───── INFORMATION SHOWN

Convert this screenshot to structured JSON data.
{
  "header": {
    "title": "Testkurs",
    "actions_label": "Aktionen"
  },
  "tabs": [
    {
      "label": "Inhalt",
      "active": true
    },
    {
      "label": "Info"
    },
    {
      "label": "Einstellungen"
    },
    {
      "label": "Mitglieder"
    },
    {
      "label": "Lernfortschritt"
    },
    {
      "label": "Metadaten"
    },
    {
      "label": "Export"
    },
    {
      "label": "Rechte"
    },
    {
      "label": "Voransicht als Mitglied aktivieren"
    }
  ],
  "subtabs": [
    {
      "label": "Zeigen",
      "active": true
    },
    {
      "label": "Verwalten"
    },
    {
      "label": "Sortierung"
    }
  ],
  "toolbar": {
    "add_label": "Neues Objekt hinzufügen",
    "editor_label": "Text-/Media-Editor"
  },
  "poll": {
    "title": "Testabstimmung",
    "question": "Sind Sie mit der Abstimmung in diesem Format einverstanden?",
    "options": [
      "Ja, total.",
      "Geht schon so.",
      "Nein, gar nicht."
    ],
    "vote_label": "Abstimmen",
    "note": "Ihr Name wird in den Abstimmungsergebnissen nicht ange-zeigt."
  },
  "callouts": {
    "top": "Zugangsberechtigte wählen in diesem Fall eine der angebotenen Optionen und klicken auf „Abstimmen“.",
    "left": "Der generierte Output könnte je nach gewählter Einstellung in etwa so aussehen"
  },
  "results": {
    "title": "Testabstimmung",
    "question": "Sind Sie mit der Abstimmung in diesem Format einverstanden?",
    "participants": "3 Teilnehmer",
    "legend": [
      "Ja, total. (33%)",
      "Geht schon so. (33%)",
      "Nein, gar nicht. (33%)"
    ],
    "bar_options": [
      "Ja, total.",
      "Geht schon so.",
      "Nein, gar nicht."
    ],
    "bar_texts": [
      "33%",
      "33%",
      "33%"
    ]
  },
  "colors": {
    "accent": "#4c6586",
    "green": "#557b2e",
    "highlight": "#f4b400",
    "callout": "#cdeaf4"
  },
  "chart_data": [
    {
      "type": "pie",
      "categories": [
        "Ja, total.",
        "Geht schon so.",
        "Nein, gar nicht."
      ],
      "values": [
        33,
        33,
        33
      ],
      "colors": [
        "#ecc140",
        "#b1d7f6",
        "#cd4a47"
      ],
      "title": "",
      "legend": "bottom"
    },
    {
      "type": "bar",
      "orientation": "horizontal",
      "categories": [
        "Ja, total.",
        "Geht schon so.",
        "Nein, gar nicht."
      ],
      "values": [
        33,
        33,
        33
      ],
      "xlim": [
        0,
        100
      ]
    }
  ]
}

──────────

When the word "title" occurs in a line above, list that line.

▶ **TASK RESULT**
    "title": "Testkurs",
    "title": "Testabstimmung",
    "title": "Testabstimmung",
      "title": "",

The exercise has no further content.